I initially was going to host a real life exhibition at a cool new wine bar in Northcote, Oh, Loretta!
COVID-19 hit, lockdowns ensued and the event had to be cancelled. I created an online shop to sell the prints and survive lockdown.
I wanted to showcase my online shop in a fun and innovative way within the limitations of Melbourne’s harsh restrictions at the time (which prohibited human contact and leaving your home beyond a 5km radius).
Creative friends, artists, a chef and DJ who lived nearby got involved and it snowballed.
A friend lent me his 360 degree camera, then Broadsheet (who I’ve worked closely with for 7+ years) was keen to run a news story to promote it. That made me get serious.
How did you know where to start?
My general approach to most things is to make it up as you go. In a way, I was in my element here.
What equipment did you need?
A 360 degree camera (or apparently you can use your phone!), a tripod and a laptop.
I also photographed the event with my camera gear so I would have still imagery to share online and with media publications etc.
So for that, I used my Canon 5D mk iv and my profoto B10 light.
– did you have to clear out your house?
Well, I was very lucky that a couple moved out of the sharehouse during the lockdown period so their bedroom became a spare room/creative studio.
It was therefore mostly empty to begin with!
How long did the whole process take?
All up, it took 4 weeks from the ‘lightbulb moment’ when I decided to create a 3D exhibition.
Then I set a date for the launch night and another date a week before that to capture and create it all with the 360 degree camera, and then my regular camera for stills.
It weirded me out big time that all the excitement happened the Friday night before anyone saw it online. Like all the flowers and food were well and truly dead and demolished when the ‘event’ launched and everyone saw it for the first time.
Were there any unexpected hurdles?

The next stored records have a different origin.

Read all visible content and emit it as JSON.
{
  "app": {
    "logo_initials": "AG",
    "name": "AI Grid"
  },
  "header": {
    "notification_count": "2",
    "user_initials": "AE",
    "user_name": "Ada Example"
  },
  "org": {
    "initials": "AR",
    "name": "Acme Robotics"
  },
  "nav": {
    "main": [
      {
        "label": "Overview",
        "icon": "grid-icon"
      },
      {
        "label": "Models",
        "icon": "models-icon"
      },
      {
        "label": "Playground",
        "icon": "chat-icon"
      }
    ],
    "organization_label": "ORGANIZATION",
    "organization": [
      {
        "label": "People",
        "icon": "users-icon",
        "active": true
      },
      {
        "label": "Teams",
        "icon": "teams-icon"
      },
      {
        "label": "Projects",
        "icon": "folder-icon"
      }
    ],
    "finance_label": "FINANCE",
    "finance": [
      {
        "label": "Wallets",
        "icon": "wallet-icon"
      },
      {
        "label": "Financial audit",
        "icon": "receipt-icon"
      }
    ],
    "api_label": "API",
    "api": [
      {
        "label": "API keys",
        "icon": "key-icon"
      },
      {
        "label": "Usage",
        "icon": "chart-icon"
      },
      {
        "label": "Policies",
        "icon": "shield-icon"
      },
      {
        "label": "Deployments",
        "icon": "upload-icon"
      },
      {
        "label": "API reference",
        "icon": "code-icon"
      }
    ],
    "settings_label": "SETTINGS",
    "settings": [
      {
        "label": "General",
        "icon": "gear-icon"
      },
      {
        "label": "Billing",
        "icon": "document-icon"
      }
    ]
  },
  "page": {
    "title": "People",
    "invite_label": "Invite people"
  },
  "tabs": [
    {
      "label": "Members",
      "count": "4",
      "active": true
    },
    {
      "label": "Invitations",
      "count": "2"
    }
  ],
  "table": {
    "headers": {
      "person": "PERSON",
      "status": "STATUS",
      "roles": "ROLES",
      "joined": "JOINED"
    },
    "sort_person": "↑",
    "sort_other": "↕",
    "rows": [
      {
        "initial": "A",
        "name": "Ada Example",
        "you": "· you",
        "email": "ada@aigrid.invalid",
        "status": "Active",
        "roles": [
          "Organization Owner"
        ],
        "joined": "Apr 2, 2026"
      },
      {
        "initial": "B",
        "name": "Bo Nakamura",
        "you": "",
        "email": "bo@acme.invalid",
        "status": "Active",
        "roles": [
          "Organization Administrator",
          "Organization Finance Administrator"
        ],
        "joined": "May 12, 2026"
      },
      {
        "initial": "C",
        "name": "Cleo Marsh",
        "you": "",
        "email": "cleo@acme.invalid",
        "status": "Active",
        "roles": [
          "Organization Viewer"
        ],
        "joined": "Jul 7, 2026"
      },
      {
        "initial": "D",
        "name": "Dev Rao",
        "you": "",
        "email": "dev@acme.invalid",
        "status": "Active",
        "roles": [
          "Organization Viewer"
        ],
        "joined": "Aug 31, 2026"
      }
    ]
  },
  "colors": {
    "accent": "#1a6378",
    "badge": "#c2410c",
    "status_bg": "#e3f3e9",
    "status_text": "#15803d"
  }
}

Hah. Of course. Other than the 3 people I was living with, no-one could be in contact with each other, so rather than lett the other exhibitors come into the space and help set-up, it all pretty much had to be done by me. This was exhausting. I greatly underestimated how long it would take to build all the layers in the Matterport platform. It was quite ambitious to exhibit all 20 framed prints and tag each product etc. And then incorporate information, edit a music video and photography, create recipe cards and add breakout hyperlinks for the other businesses/creatives too.
Were you happy with how it turned out / would you do it again?
Positively thrilled. I’m so proud of how it all came together by some incredibly talented people.
Would I do it again? Hah. For sure… if I got paid a lot of money to do it! Or, if it was in a completely new setting with totally different circumstances and a concept to play with. Sure.